from one generation to the next
Light and air are the natural enemies of dried herbs and ground spices. Left whole, the natural oils and resins of the seeds which are the flavour vehicles are preserved, but once the spice is ground, they evaporate quickly and the flavour fades away. This is good reason to buy spices in small quantities, to be fussy about choosing products that are vacuum sealed, to transfer opened packages into glass jars with tight fitting lids and to give space to your spice rack in a kitchen cupboard or drawer away from heat and light.
Your nose is the best guide when assessing if spices are still good enough to use. Rub some spice between your fingers. If the aroma has faded then you can be sure that the flavour has too.
Because there is no guarantee that packaged ground spice mixes have been treated with respect by food wholesalers and retailers, I like to make my own. I buy whole spices online from “Herbies,” a specialist spice shop in Sydney. The cost of postage for a next day delivery of super fresh spices far outweighs the cost of wastage from faded flavour.
The taste of freshly ground garam masala is more fragrant, more complex and much more enticing than a mix made to price by a generic grocery manufacturer. Treat yourself next time you make an Indian dish, grind a fresh batch of garam masala, if stored carefully it will keep at it’s best for up to a month.
10 cardamom pods
2 Indian bay leaves (cassia leaves)
I teaspoon black peppercorns
2 teaspoons cumin seeds
2 teaspoons whole coriander seeds
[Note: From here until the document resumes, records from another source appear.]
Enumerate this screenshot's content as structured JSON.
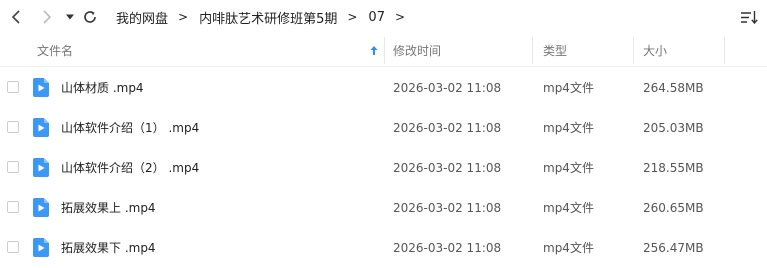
{
  "breadcrumb": {
    "items": [
      "我的网盘",
      "内啡肽艺术研修班第5期",
      "07"
    ]
  },
  "columns": {
    "name": "文件名",
    "modified": "修改时间",
    "type": "类型",
    "size": "大小"
  },
  "icons": {
    "back": "chevron-left-icon",
    "forward": "chevron-right-icon",
    "history": "caret-down-icon",
    "refresh": "refresh-icon",
    "sort": "sort-list-icon",
    "file": "video-file-icon",
    "sort_indicator": "arrow-up-icon"
  },
  "colors": {
    "accent": "#2f8ff0",
    "file_icon": "#3d98f5"
  },
  "files": [
    {
      "name": "山体材质 .mp4",
      "modified": "2026-03-02 11:08",
      "type": "mp4文件",
      "size": "264.58MB"
    },
    {
      "name": "山体软件介绍（1） .mp4",
      "modified": "2026-03-02 11:08",
      "type": "mp4文件",
      "size": "205.03MB"
    },
    {
      "name": "山体软件介绍（2） .mp4",
      "modified": "2026-03-02 11:08",
      "type": "mp4文件",
      "size": "218.55MB"
    },
    {
      "name": "拓展效果上 .mp4",
      "modified": "2026-03-02 11:08",
      "type": "mp4文件",
      "size": "260.65MB"
    },
    {
      "name": "拓展效果下 .mp4",
      "modified": "2026-03-02 11:08",
      "type": "mp4文件",
      "size": "256.47MB"
    }
  ]
}
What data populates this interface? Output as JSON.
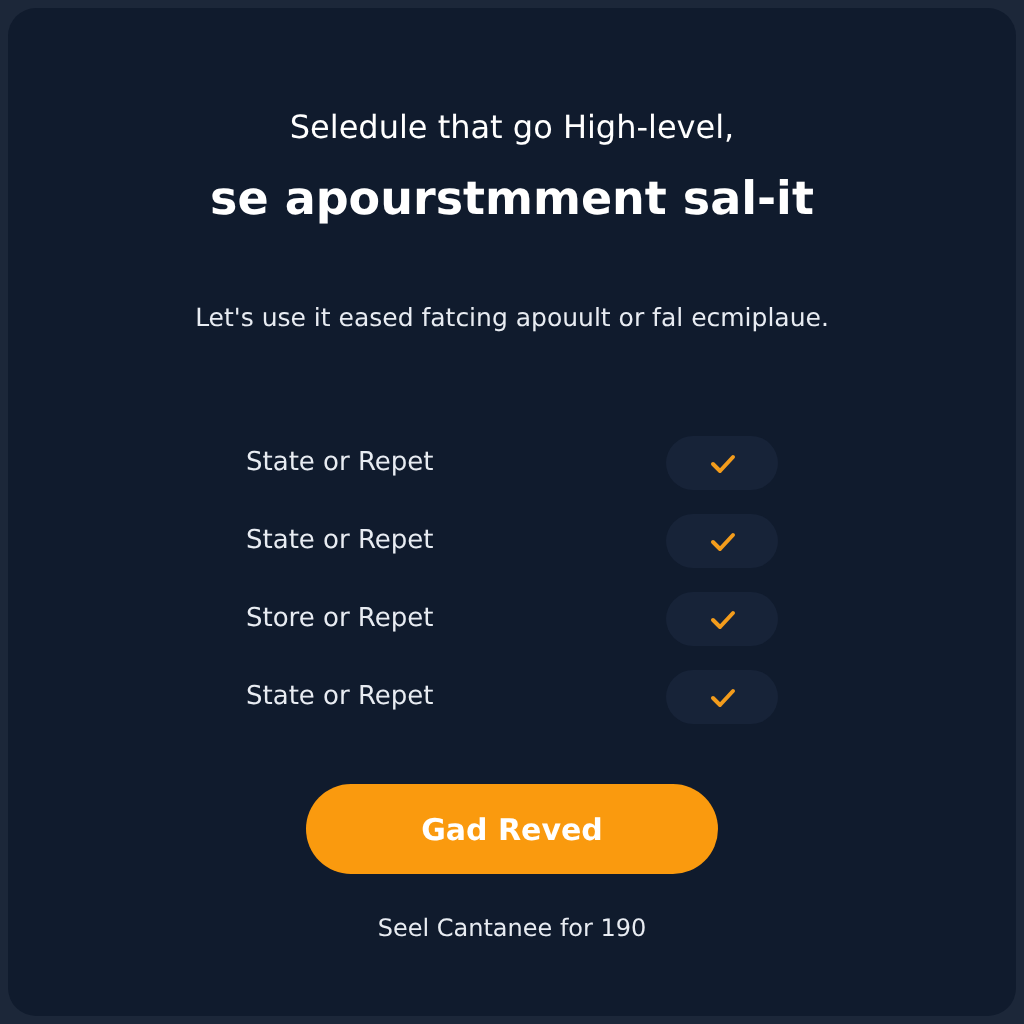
{
  "heading": "Seledule that go High-level,",
  "title": "se apourstmment sal-it",
  "subtitle": "Let's use it eased fatcing apouult or fal ecmiplaue.",
  "options": [
    {
      "label": "State or Repet",
      "checked": true
    },
    {
      "label": "State or Repet",
      "checked": true
    },
    {
      "label": "Store or Repet",
      "checked": true
    },
    {
      "label": "State or Repet",
      "checked": true
    }
  ],
  "button": "Gad Reved",
  "footer": "Seel Cantanee for 190"
}
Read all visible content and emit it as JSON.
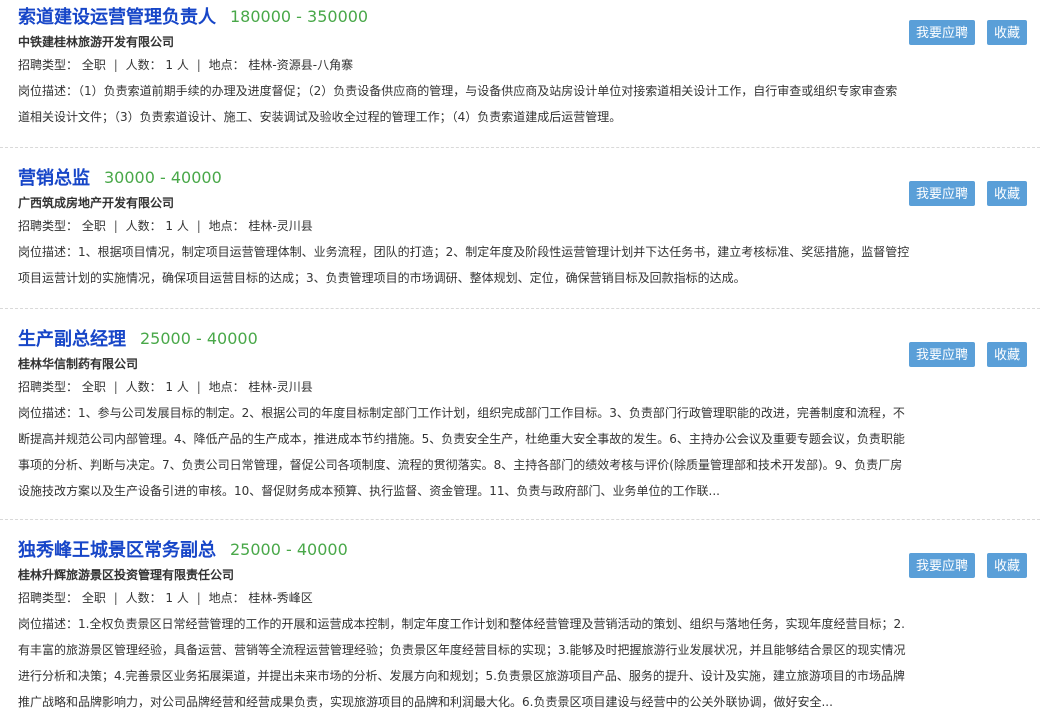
{
  "jobs": [
    {
      "title": "索道建设运营管理负责人",
      "salary": "180000 - 350000",
      "company": "中铁建桂林旅游开发有限公司",
      "type_label": "招聘类型：",
      "type": "全职",
      "count_label": "人数：",
      "count": "1 人",
      "location_label": "地点：",
      "location": "桂林-资源县-八角寨",
      "desc_label": "岗位描述：",
      "desc_lines": [
        "（1）负责索道前期手续的办理及进度督促；（2）负责设备供应商的管理，与设备供应商及站房设计单位对接索道相关设计工作，自行审查或组织专家审查索",
        "道相关设计文件；（3）负责索道设计、施工、安装调试及验收全过程的管理工作；（4）负责索道建成后运营管理。"
      ],
      "apply_label": "我要应聘",
      "fav_label": "收藏"
    },
    {
      "title": "营销总监",
      "salary": "30000 - 40000",
      "company": "广西筑成房地产开发有限公司",
      "type_label": "招聘类型：",
      "type": "全职",
      "count_label": "人数：",
      "count": "1 人",
      "location_label": "地点：",
      "location": "桂林-灵川县",
      "desc_label": "岗位描述：",
      "desc_lines": [
        "1、根据项目情况，制定项目运营管理体制、业务流程，团队的打造；2、制定年度及阶段性运营管理计划并下达任务书，建立考核标准、奖惩措施，监督管控",
        "项目运营计划的实施情况，确保项目运营目标的达成；3、负责管理项目的市场调研、整体规划、定位，确保营销目标及回款指标的达成。"
      ],
      "apply_label": "我要应聘",
      "fav_label": "收藏"
    },
    {
      "title": "生产副总经理",
      "salary": "25000 - 40000",
      "company": "桂林华信制药有限公司",
      "type_label": "招聘类型：",
      "type": "全职",
      "count_label": "人数：",
      "count": "1 人",
      "location_label": "地点：",
      "location": "桂林-灵川县",
      "desc_label": "岗位描述：",
      "desc_lines": [
        "1、参与公司发展目标的制定。2、根据公司的年度目标制定部门工作计划，组织完成部门工作目标。3、负责部门行政管理职能的改进，完善制度和流程，不",
        "断提高并规范公司内部管理。4、降低产品的生产成本，推进成本节约措施。5、负责安全生产，杜绝重大安全事故的发生。6、主持办公会议及重要专题会议，负责职能",
        "事项的分析、判断与决定。7、负责公司日常管理，督促公司各项制度、流程的贯彻落实。8、主持各部门的绩效考核与评价(除质量管理部和技术开发部)。9、负责厂房",
        "设施技改方案以及生产设备引进的审核。10、督促财务成本预算、执行监督、资金管理。11、负责与政府部门、业务单位的工作联..."
      ],
      "apply_label": "我要应聘",
      "fav_label": "收藏"
    },
    {
      "title": "独秀峰王城景区常务副总",
      "salary": "25000 - 40000",
      "company": "桂林升辉旅游景区投资管理有限责任公司",
      "type_label": "招聘类型：",
      "type": "全职",
      "count_label": "人数：",
      "count": "1 人",
      "location_label": "地点：",
      "location": "桂林-秀峰区",
      "desc_label": "岗位描述：",
      "desc_lines": [
        "1.全权负责景区日常经营管理的工作的开展和运营成本控制，制定年度工作计划和整体经营管理及营销活动的策划、组织与落地任务，实现年度经营目标；2.",
        "有丰富的旅游景区管理经验，具备运营、营销等全流程运营管理经验；负责景区年度经营目标的实现；3.能够及时把握旅游行业发展状况，并且能够结合景区的现实情况",
        "进行分析和决策；4.完善景区业务拓展渠道，并提出未来市场的分析、发展方向和规划；5.负责景区旅游项目产品、服务的提升、设计及实施，建立旅游项目的市场品牌",
        "推广战略和品牌影响力，对公司品牌经营和经营成果负责，实现旅游项目的品牌和利润最大化。6.负责景区项目建设与经营中的公关外联协调，做好安全..."
      ],
      "apply_label": "我要应聘",
      "fav_label": "收藏"
    }
  ]
}
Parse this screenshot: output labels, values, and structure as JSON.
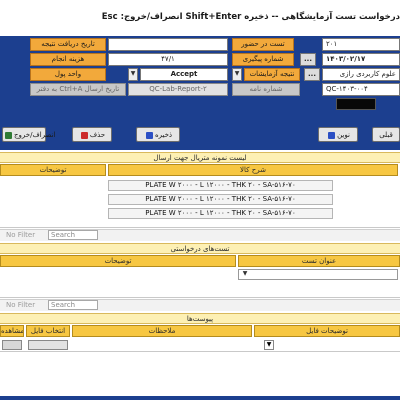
{
  "title_bar": {
    "text": "درخواست تست آزمایشگاهی  --  ذخیره Shift+Enter  انصراف/خروج: Esc"
  },
  "header": {
    "labels": {
      "test_date": "تاریخ دریافت نتیجه",
      "cost": "هزینه انجام",
      "unit": "واحد پول",
      "send_date": "تاریخ ارسال Ctrl+A به دفتر",
      "test_in_person": "تست در حضور",
      "tracking_no": "شماره پیگیری",
      "test_result": "نتیجه آزمایشات",
      "letter_no": "شماره نامه"
    },
    "values": {
      "num_field": "۴۷/۱",
      "accept": "Accept",
      "report_code": "QC-Lab-Report-۲",
      "number_top": "۲۰۱",
      "date": "۱۴۰۳/۰۲/۱۷",
      "lab_name": "علوم کاربردی رازی",
      "code": "QC-۱۴۰۳-۰۰۴"
    },
    "buttons": {
      "dots": "...",
      "dropdown": "▼"
    }
  },
  "toolbar": {
    "exit": "انصراف/خروج",
    "delete": "حذف",
    "save": "ذخیره",
    "new": "نوین",
    "prev": "قبلی"
  },
  "materials": {
    "band_title": "لیست نمونه متریال جهت ارسال",
    "col_description": "توضیحات",
    "col_item": "شرح کالا",
    "rows": [
      "PLATE W ۲۰۰۰ - L ۱۲۰۰۰ - THK ۲۰ - SA-۵۱۶-۷۰",
      "PLATE W ۲۰۰۰ - L ۱۲۰۰۰ - THK ۲۰ - SA-۵۱۶-۷۰",
      "PLATE W ۲۰۰۰ - L ۱۲۰۰۰ - THK ۲۰ - SA-۵۱۶-۷۰"
    ],
    "filter_text": "No Filter",
    "search_text": "Search"
  },
  "tests": {
    "band_title": "تست‌های درخواستی",
    "col_description": "توضیحات",
    "col_test": "عنوان تست",
    "filter_text": "No Filter",
    "search_text": "Search"
  },
  "attachments": {
    "band_title": "پیوست‌ها",
    "col_file_desc": "توضیحات فایل",
    "col_notes": "ملاحظات",
    "col_select_file": "انتخاب فایل",
    "col_view": "مشاهده"
  },
  "colors": {
    "header_blue": "#1c3f8f",
    "label_orange": "#f2a93b",
    "column_yellow": "#f7c742",
    "band_yellow": "#fdf0b4"
  }
}
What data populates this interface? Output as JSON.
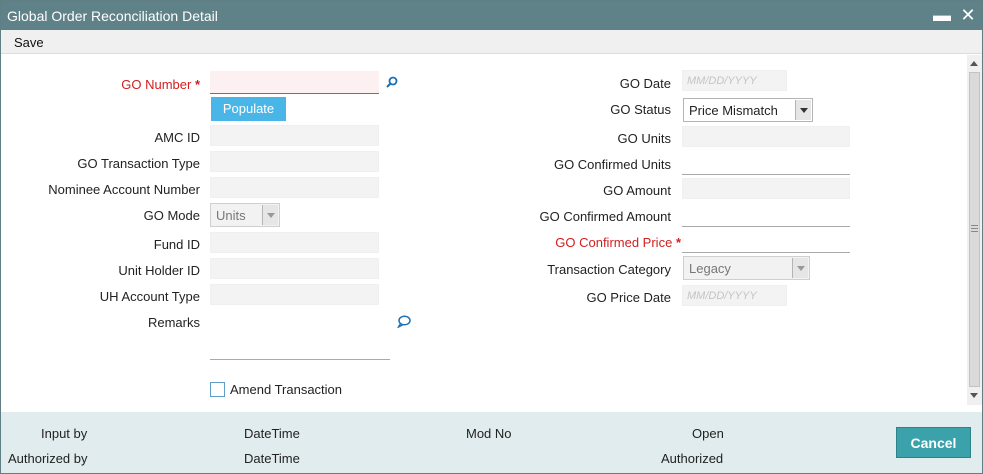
{
  "window": {
    "title": "Global Order Reconciliation Detail",
    "minimize_glyph": "▬",
    "close_glyph": "✕"
  },
  "toolbar": {
    "save_label": "Save"
  },
  "form_left": {
    "go_number_label": "GO Number",
    "go_number_value": "",
    "populate_label": "Populate",
    "amc_id_label": "AMC ID",
    "go_transaction_type_label": "GO Transaction Type",
    "nominee_account_number_label": "Nominee Account Number",
    "go_mode_label": "GO Mode",
    "go_mode_value": "Units",
    "fund_id_label": "Fund ID",
    "unit_holder_id_label": "Unit Holder ID",
    "uh_account_type_label": "UH Account Type",
    "remarks_label": "Remarks",
    "amend_transaction_label": "Amend Transaction"
  },
  "form_right": {
    "go_date_label": "GO Date",
    "go_date_placeholder": "MM/DD/YYYY",
    "go_status_label": "GO Status",
    "go_status_value": "Price Mismatch",
    "go_units_label": "GO Units",
    "go_confirmed_units_label": "GO Confirmed Units",
    "go_amount_label": "GO Amount",
    "go_confirmed_amount_label": "GO Confirmed Amount",
    "go_confirmed_price_label": "GO Confirmed Price",
    "transaction_category_label": "Transaction Category",
    "transaction_category_value": "Legacy",
    "go_price_date_label": "GO Price Date",
    "go_price_date_placeholder": "MM/DD/YYYY"
  },
  "required_mark": "*",
  "footer": {
    "input_by_label": "Input by",
    "authorized_by_label": "Authorized by",
    "datetime_label_1": "DateTime",
    "datetime_label_2": "DateTime",
    "mod_no_label": "Mod No",
    "open_label": "Open",
    "authorized_label": "Authorized",
    "cancel_label": "Cancel"
  },
  "colors": {
    "titlebar": "#5e8288",
    "required": "#d01f1f",
    "populate_button": "#4ab6e8",
    "cancel_button": "#3ba2ac",
    "footer": "#e0ecee",
    "icon_blue": "#1a6fb5"
  },
  "icons": {
    "go_number_lookup": "search-icon",
    "remarks_edit": "speech-bubble-icon"
  }
}
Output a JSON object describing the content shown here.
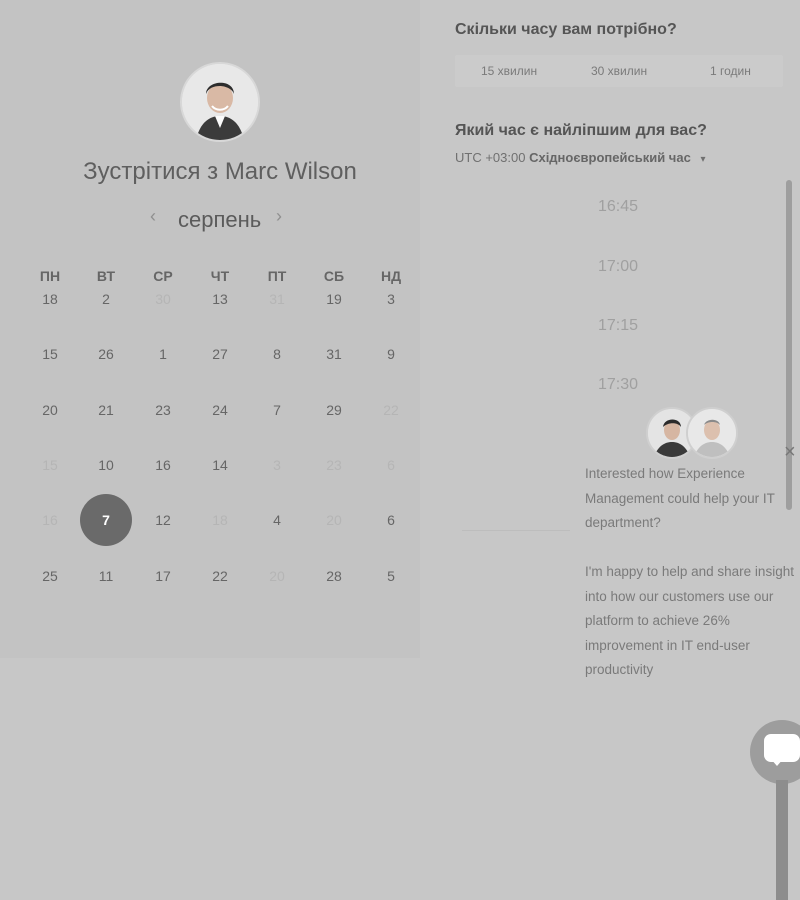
{
  "meeting": {
    "title_prefix": "Зустрітися з",
    "host_name": "Marc Wilson"
  },
  "calendar": {
    "month": "серпень",
    "prev_icon": "chevron-left-icon",
    "next_icon": "chevron-right-icon",
    "weekdays": [
      "ПН",
      "ВТ",
      "СР",
      "ЧТ",
      "ПТ",
      "СБ",
      "НД"
    ],
    "rows": [
      [
        {
          "d": "18"
        },
        {
          "d": "2"
        },
        {
          "d": "30",
          "dim": true
        },
        {
          "d": "13"
        },
        {
          "d": "31",
          "dim": true
        },
        {
          "d": "19"
        },
        {
          "d": "3"
        }
      ],
      [
        {
          "d": "15"
        },
        {
          "d": "26"
        },
        {
          "d": "1"
        },
        {
          "d": "27"
        },
        {
          "d": "8"
        },
        {
          "d": "31"
        },
        {
          "d": "9"
        }
      ],
      [
        {
          "d": "20"
        },
        {
          "d": "21"
        },
        {
          "d": "23"
        },
        {
          "d": "24"
        },
        {
          "d": "7"
        },
        {
          "d": "29"
        },
        {
          "d": "22",
          "dim": true
        }
      ],
      [
        {
          "d": "15",
          "dim": true
        },
        {
          "d": "10"
        },
        {
          "d": "16"
        },
        {
          "d": "14"
        },
        {
          "d": "3",
          "dim": true
        },
        {
          "d": "23",
          "dim": true
        },
        {
          "d": "6",
          "dim": true
        }
      ],
      [
        {
          "d": "16",
          "dim": true
        },
        {
          "d": "7",
          "selected": true
        },
        {
          "d": "12"
        },
        {
          "d": "18",
          "dim": true
        },
        {
          "d": "4"
        },
        {
          "d": "20",
          "dim": true
        },
        {
          "d": "6"
        }
      ],
      [
        {
          "d": "25"
        },
        {
          "d": "11"
        },
        {
          "d": "17"
        },
        {
          "d": "22"
        },
        {
          "d": "20",
          "dim": true
        },
        {
          "d": "28"
        },
        {
          "d": "5"
        }
      ]
    ]
  },
  "duration": {
    "question": "Скільки часу вам потрібно?",
    "options": [
      "15 хвилин",
      "30 хвилин",
      "1 годин"
    ]
  },
  "time": {
    "question": "Який час є найліпшим для вас?",
    "timezone_offset": "UTC +03:00",
    "timezone_name": "Східноєвропейський час",
    "slots": [
      "16:45",
      "17:00",
      "17:15",
      "17:30"
    ]
  },
  "chat": {
    "message_1": "Interested how Experience Management could help your IT department?",
    "message_2": "I'm happy to help and share insight into how our customers use our platform to achieve 26% improvement in IT end-user productivity",
    "close_icon": "close-icon",
    "launcher_icon": "chat-bubble-icon"
  },
  "colors": {
    "overlay_gray": "#c7c7c7",
    "selected_day": "#6a6a6a"
  }
}
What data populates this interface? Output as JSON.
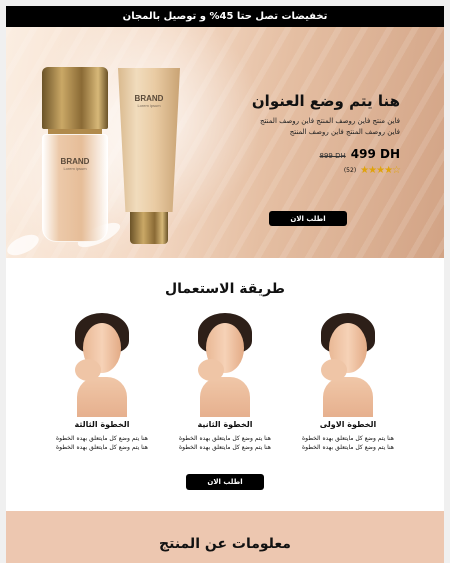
{
  "topbar": {
    "text": "تخفيضات تصل حتا 45% و توصيل بالمجان"
  },
  "hero": {
    "title": "هنا يتم وضع العنوان",
    "description_line1": "فاين منتج فاين روصف المنتج فاين روصف المنتج",
    "description_line2": "فاين روصف المنتج فاين روصف المنتج",
    "new_price": "499 DH",
    "old_price": "899 DH",
    "rating_stars": "★★★★☆",
    "rating_count": "(52)",
    "cta_label": "اطلب الان",
    "product_brand": "BRAND",
    "product_brand_sub": "Lorem ipsum"
  },
  "usage": {
    "title": "طريقة الاستعمال",
    "steps": [
      {
        "title": "الخطوة الاولى",
        "desc": "هنا يتم وضع كل مايتعلق بهده الخطوة هنا يتم وضع كل مايتعلق بهده الخطوة"
      },
      {
        "title": "الخطوة الثانية",
        "desc": "هنا يتم وضع كل مايتعلق بهده الخطوة هنا يتم وضع كل مايتعلق بهده الخطوة"
      },
      {
        "title": "الخطوة الثالثة",
        "desc": "هنا يتم وضع كل مايتعلق بهده الخطوة هنا يتم وضع كل مايتعلق بهده الخطوة"
      }
    ],
    "cta_label": "اطلب الان"
  },
  "info": {
    "title": "معلومات عن المنتج"
  },
  "colors": {
    "accent": "#000000",
    "hero_bg": "#e8c4a8",
    "info_bg": "#edc7b0",
    "star": "#e0a30c"
  }
}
10 cm cinnamon stick
1 1/2 teaspoon cloves
Remove the cardamom seeds from the pods and discard the pods.
Break the cinnamon stick and the bay leaves into small pieces.
Pound the spices in a mortar and pestle or put them into a grinder and process to a coarse powder.
Store in a airtight container away from light and heat for up to one month.